- Prompt
Would you go through the records below and copy each line with the string "JSON"?

++++++++

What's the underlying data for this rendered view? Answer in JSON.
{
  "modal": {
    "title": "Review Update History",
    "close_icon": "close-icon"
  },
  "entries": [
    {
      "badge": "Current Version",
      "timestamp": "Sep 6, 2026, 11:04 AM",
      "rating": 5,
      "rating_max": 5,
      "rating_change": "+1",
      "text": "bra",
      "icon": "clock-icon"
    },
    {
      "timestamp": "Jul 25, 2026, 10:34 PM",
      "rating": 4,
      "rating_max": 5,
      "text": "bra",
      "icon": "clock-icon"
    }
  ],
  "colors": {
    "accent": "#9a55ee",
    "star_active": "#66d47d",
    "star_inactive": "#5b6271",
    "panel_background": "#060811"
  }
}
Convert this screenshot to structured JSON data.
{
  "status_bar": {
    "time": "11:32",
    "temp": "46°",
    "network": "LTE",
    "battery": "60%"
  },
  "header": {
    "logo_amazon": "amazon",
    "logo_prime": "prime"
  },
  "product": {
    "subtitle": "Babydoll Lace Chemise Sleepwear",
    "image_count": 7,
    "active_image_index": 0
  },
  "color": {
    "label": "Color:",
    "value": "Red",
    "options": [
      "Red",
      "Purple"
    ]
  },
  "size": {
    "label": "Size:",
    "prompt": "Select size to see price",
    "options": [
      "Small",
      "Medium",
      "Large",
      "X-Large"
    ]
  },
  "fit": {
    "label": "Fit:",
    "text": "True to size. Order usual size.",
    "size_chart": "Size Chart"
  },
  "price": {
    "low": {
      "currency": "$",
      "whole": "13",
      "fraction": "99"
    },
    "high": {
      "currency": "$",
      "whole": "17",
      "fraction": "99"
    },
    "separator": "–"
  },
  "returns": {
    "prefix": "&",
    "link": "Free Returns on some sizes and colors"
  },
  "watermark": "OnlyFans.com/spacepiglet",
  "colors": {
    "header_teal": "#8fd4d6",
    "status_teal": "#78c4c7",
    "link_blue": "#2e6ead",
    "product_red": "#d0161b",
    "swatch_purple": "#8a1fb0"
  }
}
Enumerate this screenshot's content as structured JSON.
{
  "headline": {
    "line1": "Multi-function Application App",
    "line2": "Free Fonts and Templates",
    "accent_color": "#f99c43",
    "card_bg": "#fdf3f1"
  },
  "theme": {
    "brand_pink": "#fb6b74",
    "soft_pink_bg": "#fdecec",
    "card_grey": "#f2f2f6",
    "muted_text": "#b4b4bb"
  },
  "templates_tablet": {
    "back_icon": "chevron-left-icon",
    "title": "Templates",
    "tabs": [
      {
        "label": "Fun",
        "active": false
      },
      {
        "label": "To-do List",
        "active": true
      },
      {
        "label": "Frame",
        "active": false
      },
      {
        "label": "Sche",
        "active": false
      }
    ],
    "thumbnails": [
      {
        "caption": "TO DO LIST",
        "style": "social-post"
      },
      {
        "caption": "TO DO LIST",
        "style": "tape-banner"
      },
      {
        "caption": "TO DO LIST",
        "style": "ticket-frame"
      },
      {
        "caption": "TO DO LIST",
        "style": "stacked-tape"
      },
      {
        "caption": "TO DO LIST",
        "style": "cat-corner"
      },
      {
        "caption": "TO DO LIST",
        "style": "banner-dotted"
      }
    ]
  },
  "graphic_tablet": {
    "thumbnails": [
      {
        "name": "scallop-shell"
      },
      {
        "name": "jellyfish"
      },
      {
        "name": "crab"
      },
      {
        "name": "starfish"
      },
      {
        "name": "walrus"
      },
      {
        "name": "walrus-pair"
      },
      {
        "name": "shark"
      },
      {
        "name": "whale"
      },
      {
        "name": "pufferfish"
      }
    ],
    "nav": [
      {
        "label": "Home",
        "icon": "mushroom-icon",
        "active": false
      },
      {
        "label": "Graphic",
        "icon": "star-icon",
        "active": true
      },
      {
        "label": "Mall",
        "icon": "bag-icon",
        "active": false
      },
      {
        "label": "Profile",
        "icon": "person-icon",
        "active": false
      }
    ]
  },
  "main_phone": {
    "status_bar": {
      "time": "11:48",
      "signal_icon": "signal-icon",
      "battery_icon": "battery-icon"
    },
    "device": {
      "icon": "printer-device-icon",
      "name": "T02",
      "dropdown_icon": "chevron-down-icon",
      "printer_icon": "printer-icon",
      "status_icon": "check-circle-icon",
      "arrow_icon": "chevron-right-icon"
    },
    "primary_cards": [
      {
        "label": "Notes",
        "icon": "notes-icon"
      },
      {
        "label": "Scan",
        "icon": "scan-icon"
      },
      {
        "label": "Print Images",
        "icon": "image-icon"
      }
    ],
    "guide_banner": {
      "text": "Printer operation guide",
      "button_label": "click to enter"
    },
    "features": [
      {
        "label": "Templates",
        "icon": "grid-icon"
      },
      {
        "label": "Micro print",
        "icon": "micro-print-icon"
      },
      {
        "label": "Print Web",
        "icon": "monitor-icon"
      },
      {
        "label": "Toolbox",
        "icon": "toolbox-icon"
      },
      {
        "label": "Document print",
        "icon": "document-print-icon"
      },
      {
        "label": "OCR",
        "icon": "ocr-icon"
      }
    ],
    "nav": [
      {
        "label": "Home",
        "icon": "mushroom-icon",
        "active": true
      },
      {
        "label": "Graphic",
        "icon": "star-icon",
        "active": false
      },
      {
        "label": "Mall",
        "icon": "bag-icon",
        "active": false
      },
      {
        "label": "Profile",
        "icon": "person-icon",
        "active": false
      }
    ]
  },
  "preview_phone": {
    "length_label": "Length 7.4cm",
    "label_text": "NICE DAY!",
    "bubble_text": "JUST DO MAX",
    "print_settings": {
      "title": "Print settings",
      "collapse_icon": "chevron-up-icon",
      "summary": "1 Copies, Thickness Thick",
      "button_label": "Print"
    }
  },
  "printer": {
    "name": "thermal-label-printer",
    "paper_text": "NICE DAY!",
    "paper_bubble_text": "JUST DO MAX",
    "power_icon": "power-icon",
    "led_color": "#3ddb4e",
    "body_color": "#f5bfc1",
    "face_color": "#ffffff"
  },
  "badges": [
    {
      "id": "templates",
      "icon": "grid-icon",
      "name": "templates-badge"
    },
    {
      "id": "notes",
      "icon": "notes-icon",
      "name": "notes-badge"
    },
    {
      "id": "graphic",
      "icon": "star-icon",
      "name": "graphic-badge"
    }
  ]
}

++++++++

- Solution to this exercise
What's the underlying data for this rendered view? Answer in JSON.
Convert this screenshot to structured JSON data.
Enumerate this screenshot's content as structured JSON.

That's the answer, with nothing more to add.